The Nine Lives of Alexander Baddenfield
By John Bemelmans Marciano, illustrated by Sophie Blackall
Published 2013 by Viking Juvenile
The Baddenfields have a history of dying young. The current Baddenfield, Alexander, has no intention of following on that path. So, when he strikes a genius idea - transplant the extra lives from a cat into himself - he's found a way to a long life. Or has he?
I downloaded the e-galley of this because I'm still trying to get more middle-grade reads into my life. This one sounded like it could be darkly humorous and I really enjoy Blackall's illustrations. However, after finishing this book, I don't find I have much to say about it. I think it was supposed to be a black comedy sort of book; I just never found it as amusing as I wanted it to be. Additionally, I understand that readers are not really supposed to root for Alexander, but I continued to root against him even after he had his change of heart.
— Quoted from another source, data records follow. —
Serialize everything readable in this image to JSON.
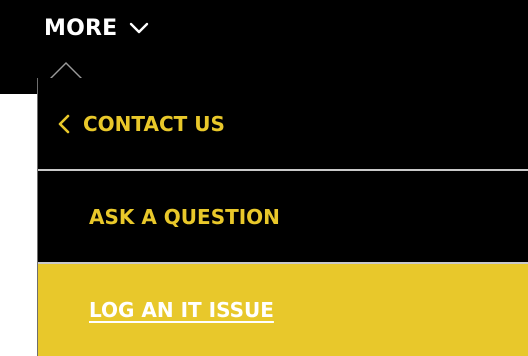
{
  "header": {
    "more_label": "MORE"
  },
  "menu": {
    "back_label": "CONTACT US",
    "items": [
      {
        "label": "ASK A QUESTION"
      },
      {
        "label": "LOG AN IT ISSUE"
      }
    ]
  },
  "colors": {
    "bar_background": "#000000",
    "accent_yellow": "#e8c82b",
    "text_white": "#ffffff"
  },
  "icons": {
    "more_chevron": "chevron-down-icon",
    "back_chevron": "chevron-left-icon"
  }
}
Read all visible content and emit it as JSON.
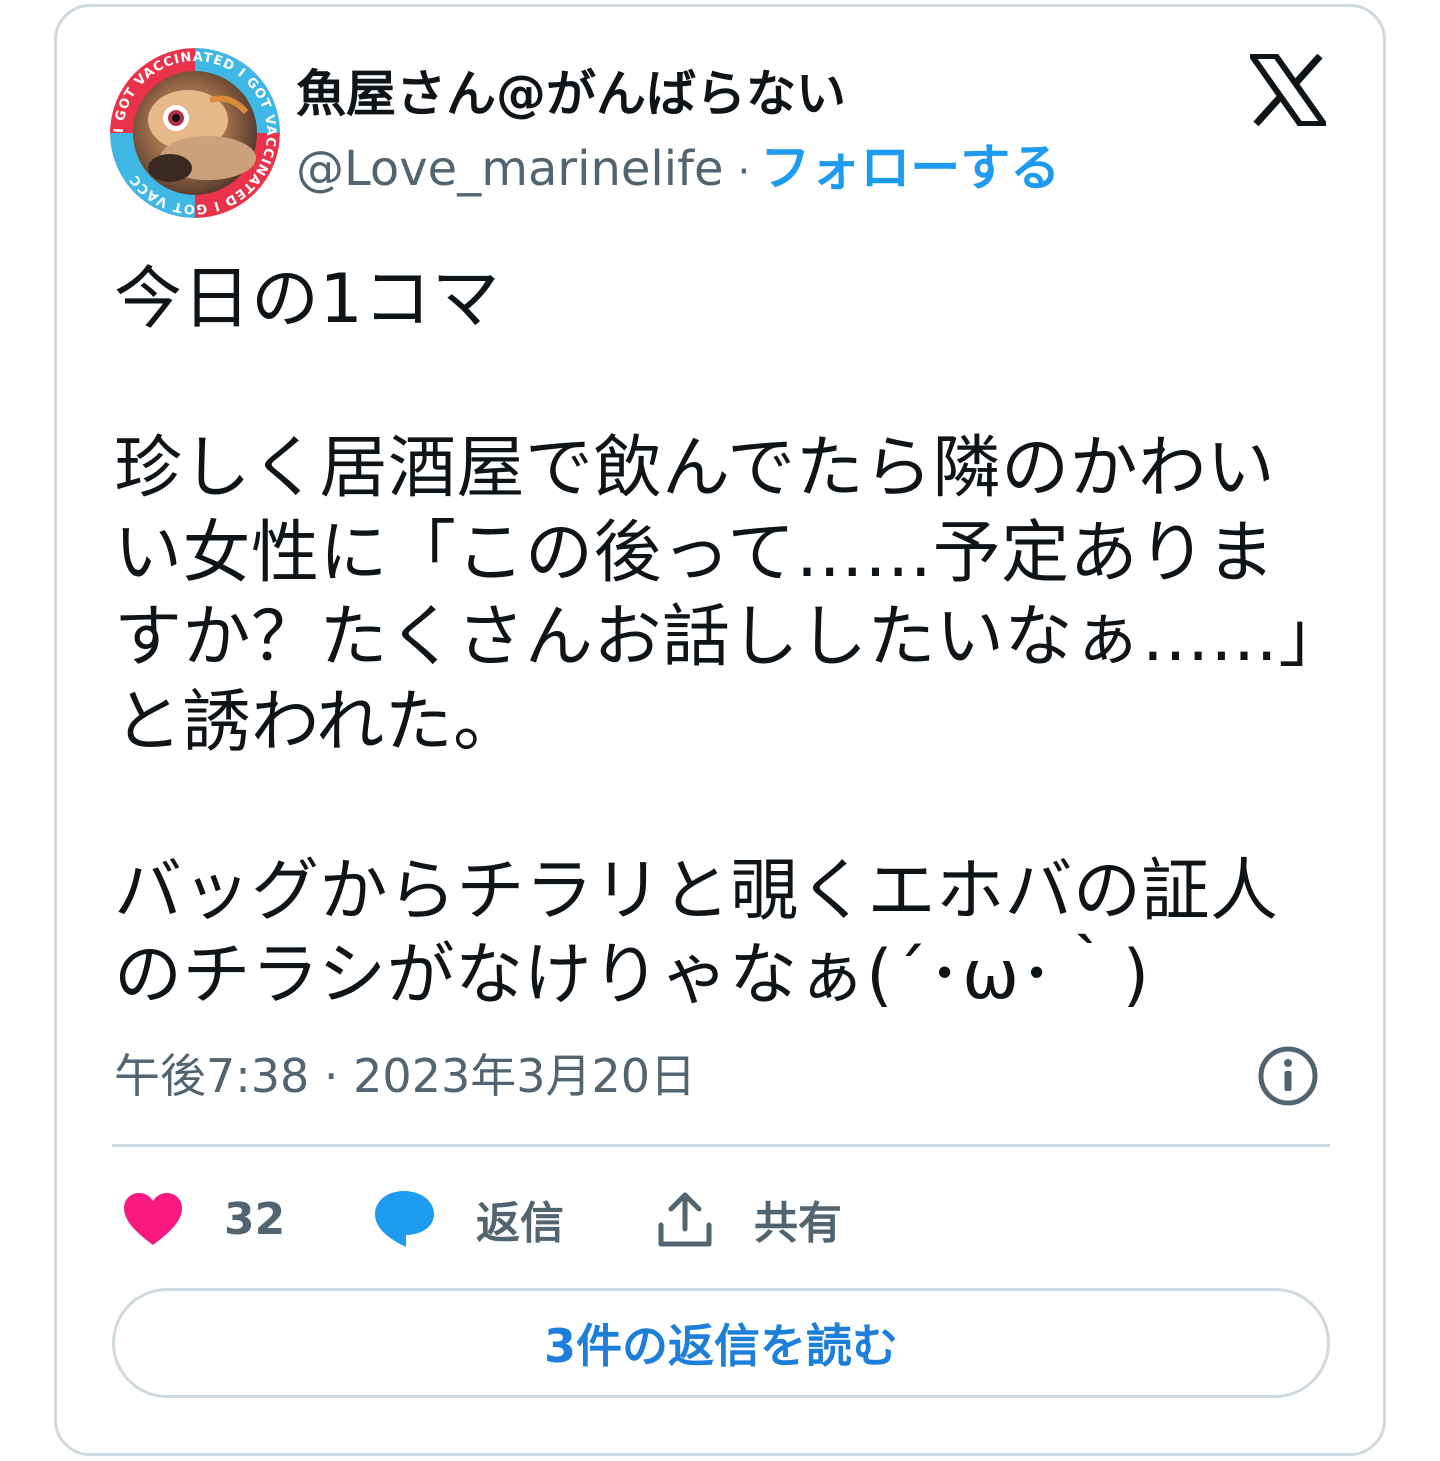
{
  "user": {
    "display_name": "魚屋さん@がんばらない",
    "handle": "@Love_marinelife",
    "separator": "·",
    "follow_label": "フォローする",
    "avatar_badge_text": "I GOT VACCINATED"
  },
  "platform": {
    "logo_icon": "x-logo-icon"
  },
  "tweet": {
    "text": "今日の1コマ\n\n珍しく居酒屋で飲んでたら隣のかわいい女性に「この後って……予定ありますか？たくさんお話ししたいなぁ……」と誘われた。\n\nバッグからチラリと覗くエホバの証人のチラシがなけりゃなぁ(´･ω･｀)",
    "timestamp": "午後7:38 · 2023年3月20日"
  },
  "actions": {
    "like_count": "32",
    "reply_label": "返信",
    "share_label": "共有"
  },
  "read_replies_label": "3件の返信を読む",
  "colors": {
    "accent": "#1d9bf0",
    "like": "#f91880",
    "muted": "#536471",
    "border": "#cfd9de",
    "text": "#0f1419"
  }
}
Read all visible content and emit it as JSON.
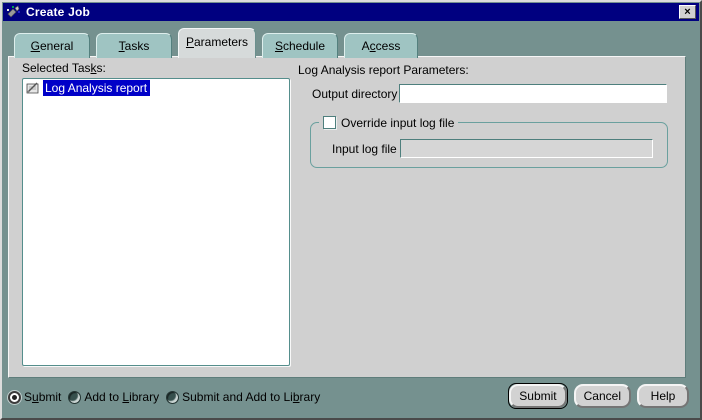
{
  "window": {
    "title": "Create Job"
  },
  "icons": {
    "close": "×",
    "app_icon": "job-sparkle-icon",
    "task_icon": "report-note-icon"
  },
  "tabs": [
    {
      "pre": "",
      "key": "G",
      "post": "eneral",
      "active": false
    },
    {
      "pre": "",
      "key": "T",
      "post": "asks",
      "active": false
    },
    {
      "pre": "",
      "key": "P",
      "post": "arameters",
      "active": true
    },
    {
      "pre": "",
      "key": "S",
      "post": "chedule",
      "active": false
    },
    {
      "pre": "A",
      "key": "c",
      "post": "cess",
      "active": false
    }
  ],
  "selected_tasks": {
    "label": {
      "pre": "Selected Tas",
      "key": "k",
      "post": "s:"
    },
    "items": [
      {
        "label": "Log Analysis report",
        "selected": true
      }
    ]
  },
  "parameters": {
    "heading": "Log Analysis report Parameters:",
    "output_directory": {
      "label": "Output directory",
      "value": ""
    },
    "override_group": {
      "checkbox_label": "Override input log file",
      "checked": false,
      "input_label": "Input log file",
      "input_value": "",
      "input_disabled": true
    }
  },
  "footer": {
    "radios": [
      {
        "pre": "S",
        "key": "u",
        "post": "bmit",
        "selected": true
      },
      {
        "pre": "Add to ",
        "key": "L",
        "post": "ibrary",
        "selected": false
      },
      {
        "pre": "Submit and Add to Li",
        "key": "b",
        "post": "rary",
        "selected": false
      }
    ],
    "buttons": [
      {
        "label": "Submit",
        "default": true
      },
      {
        "label": "Cancel",
        "default": false
      },
      {
        "label": "Help",
        "default": false
      }
    ]
  },
  "colors": {
    "titlebar": "#000080",
    "window_bg": "#75918f",
    "panel_bg": "#d0d0d0",
    "tab_inactive": "#9fc4c2",
    "tab_active": "#d6dada",
    "selection": "#0000c8",
    "field_border": "#4e7f7d"
  }
}
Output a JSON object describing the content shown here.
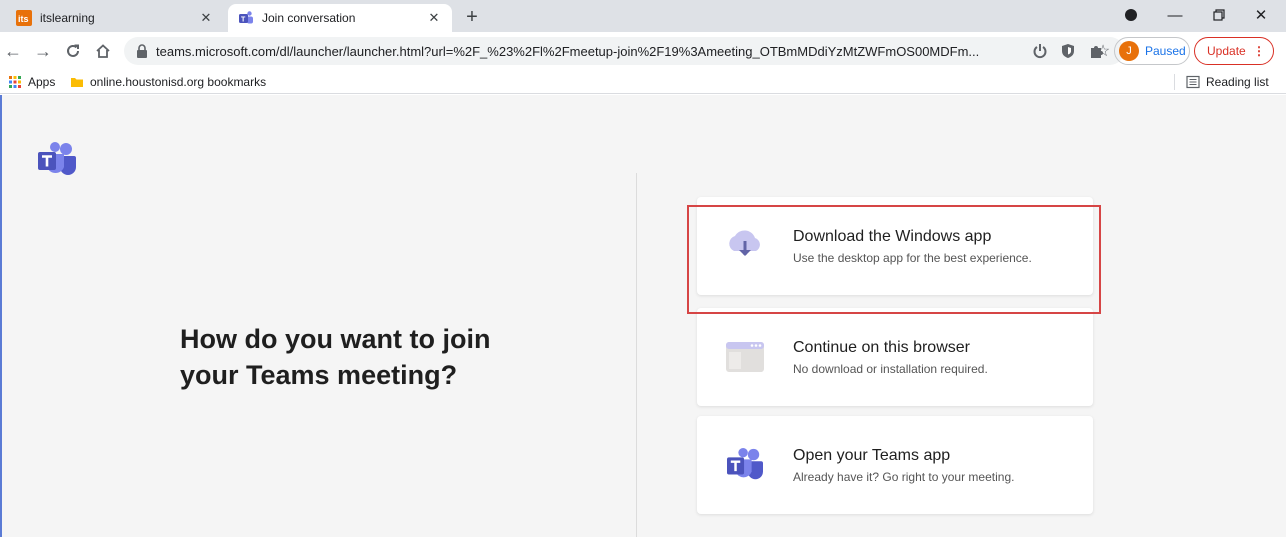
{
  "browser": {
    "tabs": [
      {
        "title": "itslearning",
        "favicon": "itslearning-favicon",
        "active": false
      },
      {
        "title": "Join conversation",
        "favicon": "teams-favicon",
        "active": true
      }
    ],
    "new_tab_icon": "plus-icon",
    "url": "teams.microsoft.com/dl/launcher/launcher.html?url=%2F_%23%2Fl%2Fmeetup-join%2F19%3Ameeting_OTBmMDdiYzMtZWFmOS00MDFm...",
    "profile": {
      "initial": "J",
      "status": "Paused"
    },
    "update_label": "Update",
    "bookmarks": {
      "apps_label": "Apps",
      "folder_label": "online.houstonisd.org bookmarks",
      "reading_list_label": "Reading list"
    }
  },
  "page": {
    "headline_line1": "How do you want to join",
    "headline_line2": "your Teams meeting?",
    "options": [
      {
        "title": "Download the Windows app",
        "subtitle": "Use the desktop app for the best experience.",
        "icon": "download-cloud-icon"
      },
      {
        "title": "Continue on this browser",
        "subtitle": "No download or installation required.",
        "icon": "browser-window-icon"
      },
      {
        "title": "Open your Teams app",
        "subtitle": "Already have it? Go right to your meeting.",
        "icon": "teams-icon"
      }
    ]
  },
  "colors": {
    "teams_purple": "#5b5fc7",
    "highlight_red": "#d64545",
    "update_red": "#d93025"
  }
}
I found some of the deaths a bit confusing - in fact, there was one instance that was not clear to me that he had actually died. I also feel like this book wants to say something about finding balance in one's life - don't do insanely dangerous things, but also don't hide yourself away in your room for all eternity - but I'm not sure it's entirely successful.
It's a very quick read - short chapters and just under 150 pages - but it was just a very strange read for me.
Thanks to the publisher for a digital advance reader's copy, provided via Edelweiss. As a note, the formatting of the e-ARC was very difficult to read, with some pages appearing out of order.